First off, I think it's important to note that the internal reliability of the text (which I deal with in the first half of Misquoting Truth) is a completely different issue from the external validity of the claims (which I deal with in the second half of Misquoting Truth). In other words, simply because the original text is recoverable doesn't mean that the claims of the text are true. Likewise, even supposing that the original text isn't recoverable, the claims of the text might still be true. I'm not claiming that you (or Ehrman, for that matter) is confusing these two, but it's important to note the distinction. I say this primarily because I was once on a radio program in which the Christian host said---in essence---"We have more than 5,000 copies of the New Testament, and they agree more than 99% of the time, therefore they must be true." This is, of course, a false line of reasoning.
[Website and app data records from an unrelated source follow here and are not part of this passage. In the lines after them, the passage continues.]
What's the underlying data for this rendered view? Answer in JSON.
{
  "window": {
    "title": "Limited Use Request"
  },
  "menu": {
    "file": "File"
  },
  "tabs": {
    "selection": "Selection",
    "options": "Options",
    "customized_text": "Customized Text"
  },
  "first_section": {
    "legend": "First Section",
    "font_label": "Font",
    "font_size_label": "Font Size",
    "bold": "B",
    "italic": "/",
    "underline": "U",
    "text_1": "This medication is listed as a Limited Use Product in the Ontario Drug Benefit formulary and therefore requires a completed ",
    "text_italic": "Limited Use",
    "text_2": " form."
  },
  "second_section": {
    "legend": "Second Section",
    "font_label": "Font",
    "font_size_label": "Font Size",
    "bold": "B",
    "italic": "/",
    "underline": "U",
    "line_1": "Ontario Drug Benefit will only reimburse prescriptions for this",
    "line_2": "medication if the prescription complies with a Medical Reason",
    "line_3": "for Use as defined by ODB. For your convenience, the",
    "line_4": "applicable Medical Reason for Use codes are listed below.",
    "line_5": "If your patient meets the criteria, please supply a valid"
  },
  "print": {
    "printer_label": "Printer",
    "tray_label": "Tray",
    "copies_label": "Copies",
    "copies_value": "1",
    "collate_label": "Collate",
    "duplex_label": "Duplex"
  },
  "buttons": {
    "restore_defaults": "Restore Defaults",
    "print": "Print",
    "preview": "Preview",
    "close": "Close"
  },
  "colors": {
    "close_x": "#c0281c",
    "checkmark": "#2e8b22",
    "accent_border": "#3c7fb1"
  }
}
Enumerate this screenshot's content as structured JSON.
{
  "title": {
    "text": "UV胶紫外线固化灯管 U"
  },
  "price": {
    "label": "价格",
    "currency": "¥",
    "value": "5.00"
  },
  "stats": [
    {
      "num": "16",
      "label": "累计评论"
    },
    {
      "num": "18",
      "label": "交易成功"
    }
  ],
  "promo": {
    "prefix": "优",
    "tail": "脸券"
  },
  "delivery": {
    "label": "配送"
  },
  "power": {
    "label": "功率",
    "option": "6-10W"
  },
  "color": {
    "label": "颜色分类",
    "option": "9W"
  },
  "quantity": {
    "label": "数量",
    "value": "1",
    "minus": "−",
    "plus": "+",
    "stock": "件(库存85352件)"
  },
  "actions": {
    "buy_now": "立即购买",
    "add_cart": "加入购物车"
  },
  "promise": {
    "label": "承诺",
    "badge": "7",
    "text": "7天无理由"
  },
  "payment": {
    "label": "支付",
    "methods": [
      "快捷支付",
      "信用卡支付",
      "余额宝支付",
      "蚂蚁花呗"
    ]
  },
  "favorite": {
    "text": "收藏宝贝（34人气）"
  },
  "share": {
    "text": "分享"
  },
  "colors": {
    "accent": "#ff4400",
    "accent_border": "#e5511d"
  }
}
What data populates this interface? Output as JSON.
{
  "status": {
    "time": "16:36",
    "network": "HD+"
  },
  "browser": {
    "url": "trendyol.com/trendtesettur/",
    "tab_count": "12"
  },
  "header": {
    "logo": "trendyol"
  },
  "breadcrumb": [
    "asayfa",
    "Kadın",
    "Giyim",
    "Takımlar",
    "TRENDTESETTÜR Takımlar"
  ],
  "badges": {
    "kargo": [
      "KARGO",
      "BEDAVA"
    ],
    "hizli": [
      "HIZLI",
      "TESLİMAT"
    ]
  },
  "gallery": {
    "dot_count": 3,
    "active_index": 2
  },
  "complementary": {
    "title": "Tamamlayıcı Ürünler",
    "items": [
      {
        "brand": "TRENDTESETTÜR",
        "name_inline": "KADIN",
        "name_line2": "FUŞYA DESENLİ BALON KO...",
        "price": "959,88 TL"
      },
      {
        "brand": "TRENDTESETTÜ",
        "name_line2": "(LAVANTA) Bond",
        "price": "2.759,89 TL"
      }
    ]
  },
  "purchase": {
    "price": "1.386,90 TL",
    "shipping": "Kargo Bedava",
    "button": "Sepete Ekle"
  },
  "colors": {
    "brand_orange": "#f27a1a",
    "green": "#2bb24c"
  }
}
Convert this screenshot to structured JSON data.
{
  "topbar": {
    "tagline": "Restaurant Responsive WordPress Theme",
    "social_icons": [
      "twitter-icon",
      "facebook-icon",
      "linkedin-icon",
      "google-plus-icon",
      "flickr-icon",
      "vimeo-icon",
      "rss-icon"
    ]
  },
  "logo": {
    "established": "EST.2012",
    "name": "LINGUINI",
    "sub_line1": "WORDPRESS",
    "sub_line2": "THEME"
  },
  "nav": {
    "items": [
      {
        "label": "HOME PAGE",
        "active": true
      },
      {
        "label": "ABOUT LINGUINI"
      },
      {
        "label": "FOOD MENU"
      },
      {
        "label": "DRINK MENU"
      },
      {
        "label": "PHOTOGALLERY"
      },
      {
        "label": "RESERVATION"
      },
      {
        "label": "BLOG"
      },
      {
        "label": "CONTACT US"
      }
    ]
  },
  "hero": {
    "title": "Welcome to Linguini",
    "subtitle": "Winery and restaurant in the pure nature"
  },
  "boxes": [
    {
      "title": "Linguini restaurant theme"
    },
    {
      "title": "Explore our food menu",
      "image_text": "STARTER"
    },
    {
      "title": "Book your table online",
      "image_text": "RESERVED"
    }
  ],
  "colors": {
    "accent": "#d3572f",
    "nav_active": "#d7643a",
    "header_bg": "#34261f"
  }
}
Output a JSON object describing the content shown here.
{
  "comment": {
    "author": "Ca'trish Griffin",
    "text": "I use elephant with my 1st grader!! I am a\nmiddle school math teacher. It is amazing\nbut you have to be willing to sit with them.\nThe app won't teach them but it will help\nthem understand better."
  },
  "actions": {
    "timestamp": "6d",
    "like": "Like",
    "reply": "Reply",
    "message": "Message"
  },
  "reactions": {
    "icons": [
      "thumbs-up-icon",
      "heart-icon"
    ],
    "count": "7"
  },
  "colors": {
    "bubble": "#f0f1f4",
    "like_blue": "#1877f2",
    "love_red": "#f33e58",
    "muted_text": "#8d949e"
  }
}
I can't build a complete framework here, but here's a starter: What we mean when we refer to Scripture as "God's Word" is that we possess an unerring record of God's self-revelatory dealings with humanity, supremely of God's consummate dealing with humanity in Jesus Christ. This "Word" was inspired in human minds and written down. These human authors wrote in their own words---using descriptive language and rhetorical features from their culture---their words were kept from historical or factual error. (Of course, "historical or factual error" does not include having made estimates, having used language of appearances, having adapted or combined historical accounts, or having worded these accounts in ways that allowed the meaning of an event to be more readily applied to the original hearers' historical circumstances.) Although these words were not copied perfectly through the centuries, their words were copied with sufficient accuracy that it is possible to know and to experience the original "Word" which bears unerring witness to the Word of God who is Jesus Christ.
30 July 2007 - 13:50 CDTName: timothypauljones
On the basis I described above, it is possible to refer to Scripture as God's Word even with textual variants, because the original intent---the "Word" that God inspired in the original authors---is readily recoverable and knowable.
31 July 2007 - 10:12 CDTName: "Geoff"
Thank you so much for the reply. Now, a fleshed-out version of that (the underlying epistemological problem) would be a great thing to use on BAM.
We need that meta-answer before going into the underlying textual information. It is those hidden epistemological assumptions that through Ehrman for a loop.
Also, mentioning that there were OT textual variants in Christ's day and Christ verifies Scripture would be helpful.
Go to minute 3 of the above link. If you can get it to Hank prior to the show, use it. Trust me.
29 August 2007 - 08:00 CDTName: "James McGrath"
Thanks for the comment on my blog - I would have picked either of your proposed titles over the one they went with! :-)
In addition to the original review (which I did indeed intend to be positive, but of course not uncritical) of your book, I also posted a follow-up on the 'lucky winners' thesis. The links to the two posts are: